§ **Exercise**: Every line of the entries below that includes "TEST" belongs in the answer, copied as written.

§ **Supplied entries**:
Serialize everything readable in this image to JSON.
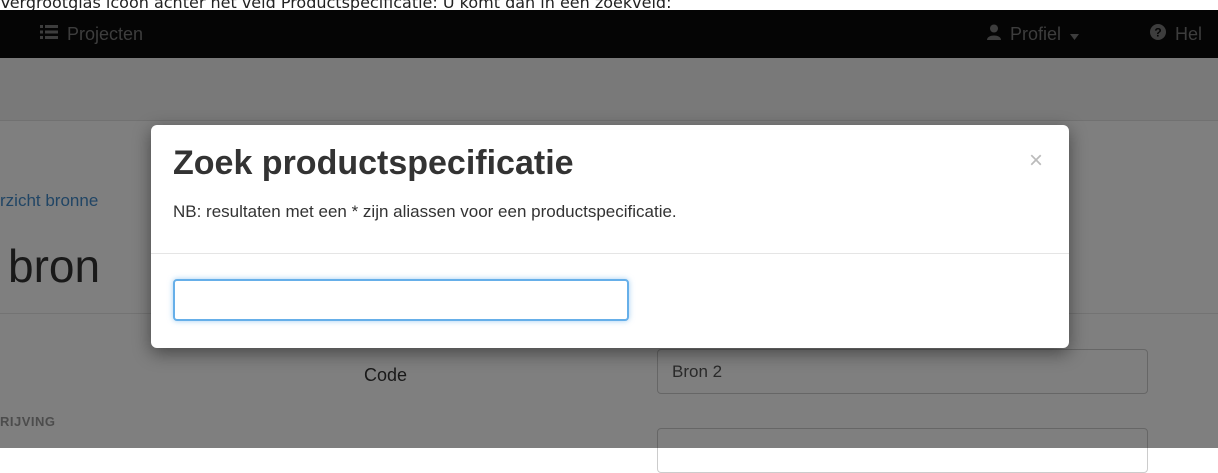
{
  "caption": "Vergrootglas icoon achter het veld Productspecificatie: U komt dan in een zoekveld:",
  "navbar": {
    "projects_label": "Projecten",
    "profile_label": "Profiel",
    "help_label": "Hel",
    "icons": [
      "list-icon",
      "user-icon",
      "caret-down-icon",
      "question-icon"
    ]
  },
  "page": {
    "breadcrumb_link": "rzicht bronne",
    "title": "bron",
    "code_label": "Code",
    "code_value": "Bron 2",
    "section_label": "RIJVING"
  },
  "modal": {
    "title": "Zoek productspecificatie",
    "note": "NB: resultaten met een * zijn aliassen voor een productspecificatie.",
    "close_symbol": "×",
    "search_value": ""
  },
  "colors": {
    "navbar_bg": "#0b0b0b",
    "link": "#428bca",
    "input_focus": "#66afe9"
  }
}
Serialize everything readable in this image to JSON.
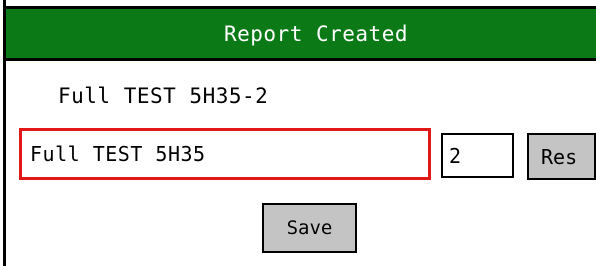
{
  "dialog": {
    "title": "Report Created",
    "report_name_label": "Full TEST 5H35-2"
  },
  "form": {
    "name_value": "Full TEST 5H35",
    "number_value": "2",
    "res_label": "Res",
    "save_label": "Save"
  },
  "colors": {
    "titlebar": "#0b7a16",
    "input_focus_border": "#e01818",
    "button_face": "#c4c4c4"
  }
}
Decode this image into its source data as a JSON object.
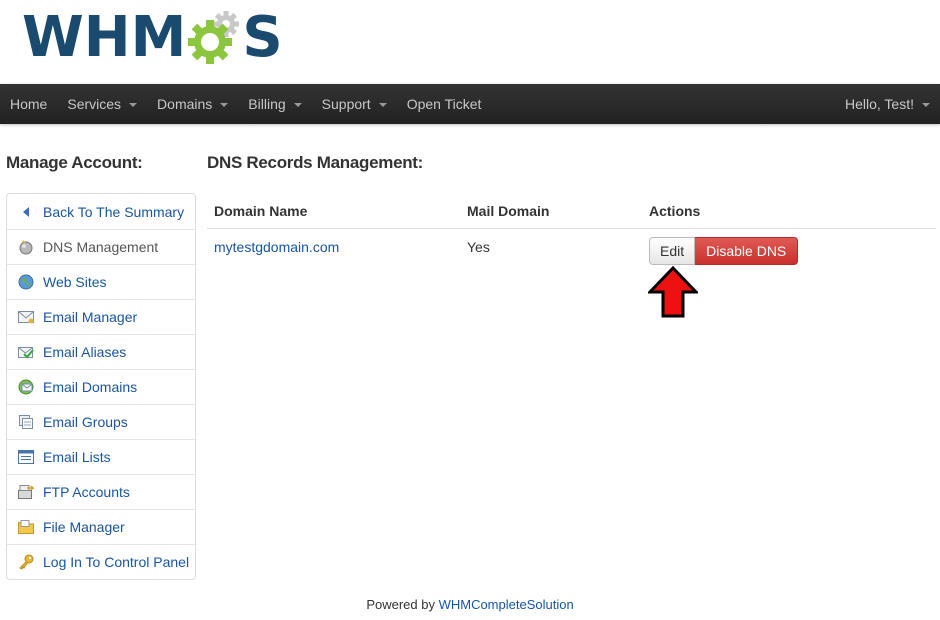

§ **Answer section**:
    "report_name_label": "Full TEST 5H35-2"
    "name_value": "Full TEST 5H35",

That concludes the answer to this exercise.